The partnership brings together the Kenya Cereal Millers Association—which has over ten million customers, including the urban poor—and the Texas A&M AgriLife laboratory which is hosted at the BecA-ILRI Hub. It is enabling millers to accurately perform their own tests for aflatoxins in maize flour, reducing aflatoxin risk and improving food safety for an estimated 16 million Kenyans.

Members of the Kenya Cereal Millers Association visit the BecA-ILRI Hub facilities

Aflatoxins are a naturally occurring carcinogenic by-product of common fungi that grow on grains and other food crops, particularly maize and groundnuts. Highly carcinogenic, aflatoxins are lethal in high doses, with chronic exposure potentially stunting infant development, blocking nutrient absorption and suppressing the immune system.

Preventing human exposure to aflatoxins involves removing crops with unacceptable aflatoxin contents from both foods and feeds.

Paloma Fernandes, the chief executive of the Kenya Cereal Millers Association, will give a presentation on industry-led approaches to controlling aflatoxin in the country’s food supply chain at the ‘Strengthening systems to optimize agriculture and nutrition outcomes in Africa’ side event.

Read event concept note: Strengthening Systems to Optimize Agriculture and Nutrition Outcomes in Africa

For more information on the Africa Agriculture Science Week visit: http://faraafrica.org/aasw7/

Follow the event on twitter: #AASW7

Read related articles:

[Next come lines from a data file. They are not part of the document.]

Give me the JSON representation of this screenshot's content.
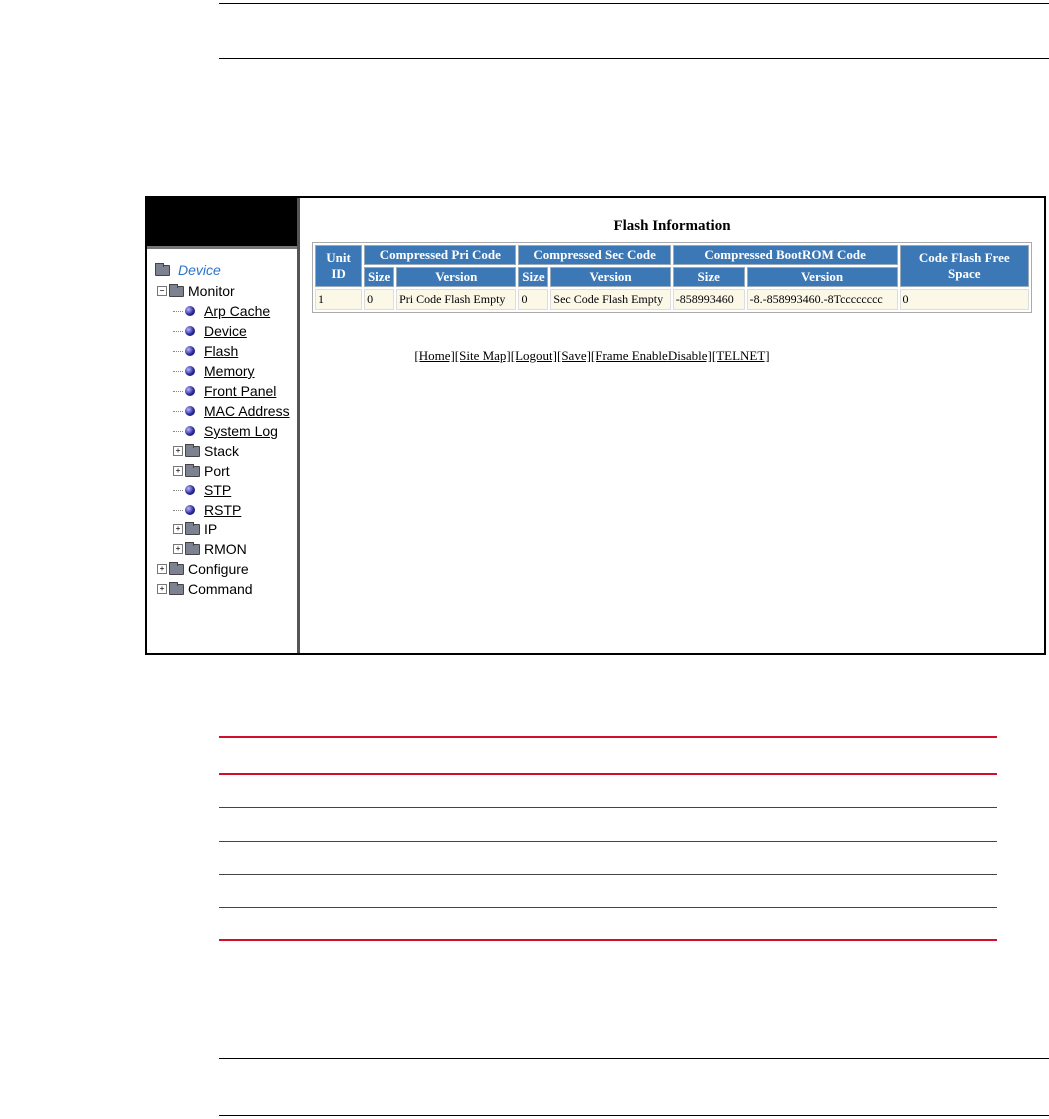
{
  "tree": {
    "root_label": "Device",
    "items": [
      {
        "label": "Monitor",
        "kind": "folder-open",
        "level": 0
      },
      {
        "label": "Arp Cache",
        "kind": "leaf",
        "level": 1
      },
      {
        "label": "Device",
        "kind": "leaf",
        "level": 1
      },
      {
        "label": "Flash",
        "kind": "leaf",
        "level": 1
      },
      {
        "label": "Memory",
        "kind": "leaf",
        "level": 1
      },
      {
        "label": "Front Panel",
        "kind": "leaf",
        "level": 1
      },
      {
        "label": "MAC Address",
        "kind": "leaf",
        "level": 1
      },
      {
        "label": "System Log",
        "kind": "leaf",
        "level": 1
      },
      {
        "label": "Stack",
        "kind": "folder",
        "level": 1
      },
      {
        "label": "Port",
        "kind": "folder",
        "level": 1
      },
      {
        "label": "STP",
        "kind": "leaf",
        "level": 1
      },
      {
        "label": "RSTP",
        "kind": "leaf",
        "level": 1
      },
      {
        "label": "IP",
        "kind": "folder",
        "level": 1
      },
      {
        "label": "RMON",
        "kind": "folder",
        "level": 1
      },
      {
        "label": "Configure",
        "kind": "folder",
        "level": 0
      },
      {
        "label": "Command",
        "kind": "folder",
        "level": 0
      }
    ]
  },
  "main": {
    "title": "Flash Information",
    "headers": {
      "unit_id": "Unit ID",
      "pri": "Compressed Pri Code",
      "sec": "Compressed Sec Code",
      "bootrom": "Compressed BootROM Code",
      "free": "Code Flash Free Space",
      "size": "Size",
      "version": "Version"
    },
    "row": {
      "unit": "1",
      "pri_size": "0",
      "pri_version": "Pri Code Flash Empty",
      "sec_size": "0",
      "sec_version": "Sec Code Flash Empty",
      "boot_size": "-858993460",
      "boot_version": "-8.-858993460.-8Tcccccccc",
      "free": "0"
    },
    "nav": [
      "[Home]",
      "[Site Map]",
      "[Logout]",
      "[Save]",
      "[Frame Enable",
      "Disable]",
      "[TELNET]"
    ]
  }
}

A vision for safe, affordable and adequate food

Providing safe maize for Africa: Aflatoxin Proficiency Testing and Control in Africa project at the BecA-ILRI Hub

Regional Aflatoxin control organization recognizes role of the BecA-ILRI Hub in fighting aflatoxins